───── Dataset extract
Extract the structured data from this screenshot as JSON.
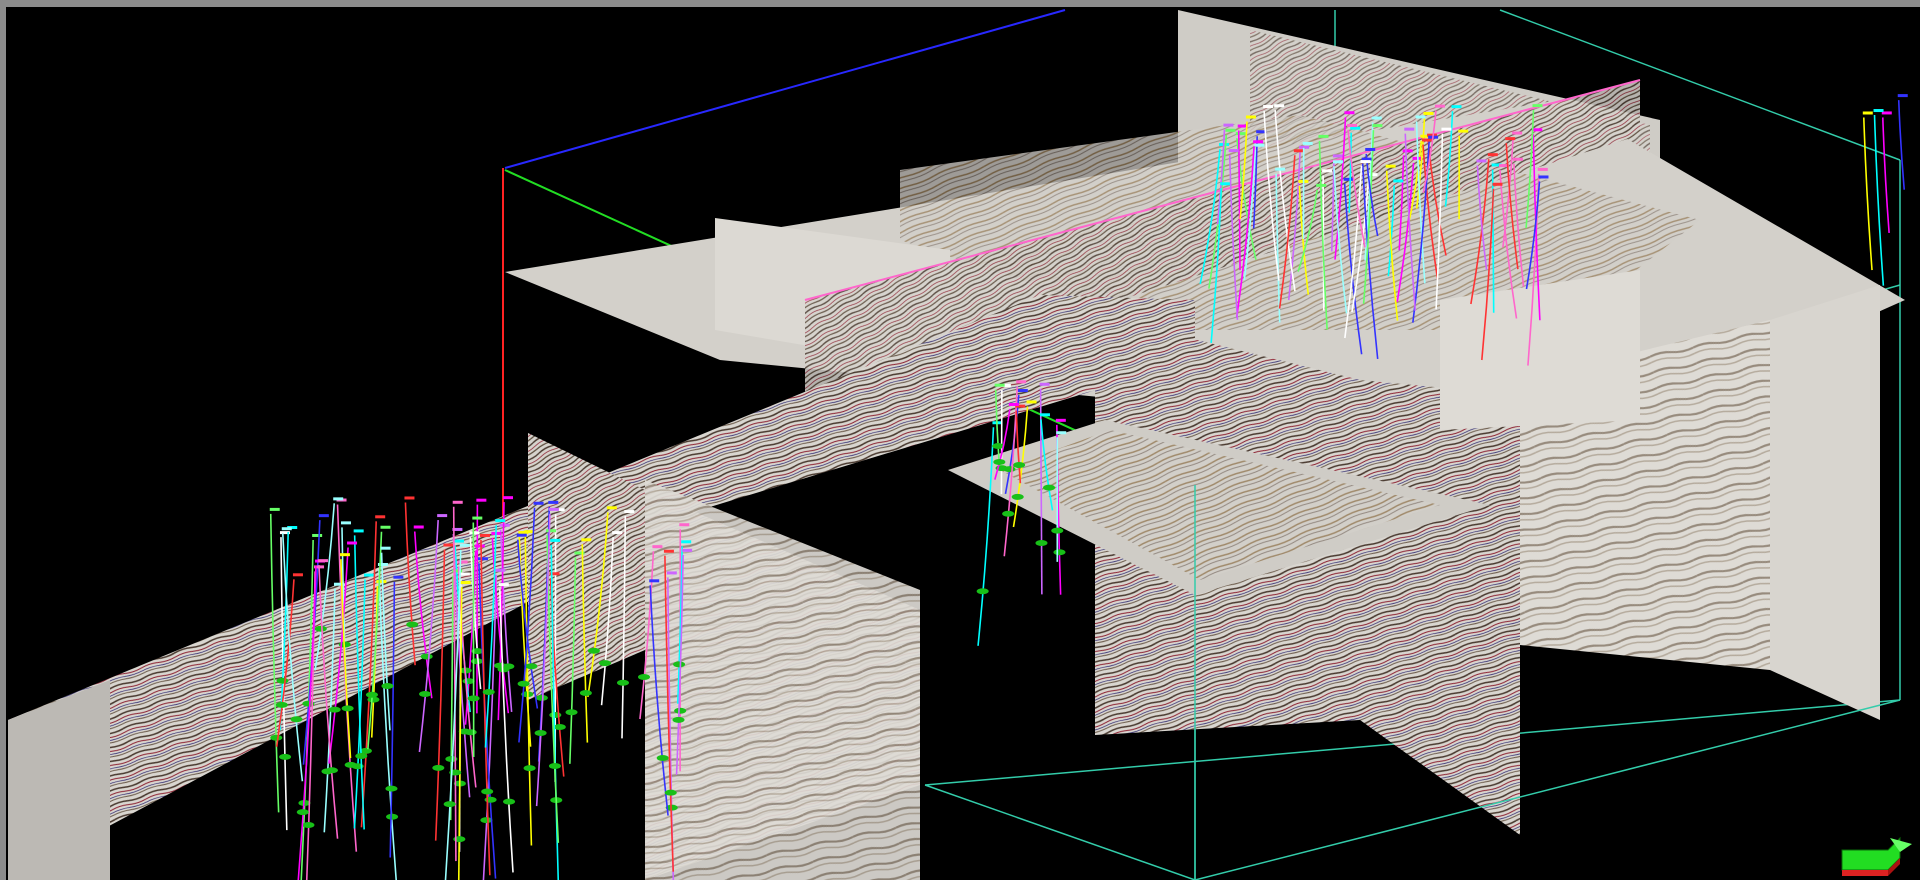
{
  "viewer": {
    "background": "#000000",
    "frame_color": "#8c8c8c"
  },
  "colors": {
    "axis_x": "#ff2222",
    "axis_y": "#2828ff",
    "axis_z": "#22dd22",
    "bbox": "#33ccaa",
    "panel_base": "#d6d3cd",
    "panel_shadow": "#b9b6b1",
    "seis_dark": "#4a3a30",
    "seis_red": "#8c2030",
    "seis_blue": "#302a70",
    "well_markers": "#18c018",
    "triad_front": "#22dd22",
    "triad_bottom": "#dd2222"
  },
  "well_colors": [
    "#ff00ff",
    "#00ffff",
    "#ffff00",
    "#3333ff",
    "#ffffff",
    "#ff66cc",
    "#66ff66",
    "#ff3333",
    "#99ffff",
    "#cc66ff"
  ],
  "icons": {
    "triad": "axis-triad-icon"
  }
}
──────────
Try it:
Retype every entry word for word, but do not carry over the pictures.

Task response:
Extract the structured data from this screenshot as JSON.
{
  "viewer": {
    "background": "#000000",
    "frame_color": "#8c8c8c"
  },
  "colors": {
    "axis_x": "#ff2222",
    "axis_y": "#2828ff",
    "axis_z": "#22dd22",
    "bbox": "#33ccaa",
    "panel_base": "#d6d3cd",
    "panel_shadow": "#b9b6b1",
    "seis_dark": "#4a3a30",
    "seis_red": "#8c2030",
    "seis_blue": "#302a70",
    "well_markers": "#18c018",
    "triad_front": "#22dd22",
    "triad_bottom": "#dd2222"
  },
  "well_colors": [
    "#ff00ff",
    "#00ffff",
    "#ffff00",
    "#3333ff",
    "#ffffff",
    "#ff66cc",
    "#66ff66",
    "#ff3333",
    "#99ffff",
    "#cc66ff"
  ],
  "icons": {
    "triad": "axis-triad-icon"
  }
}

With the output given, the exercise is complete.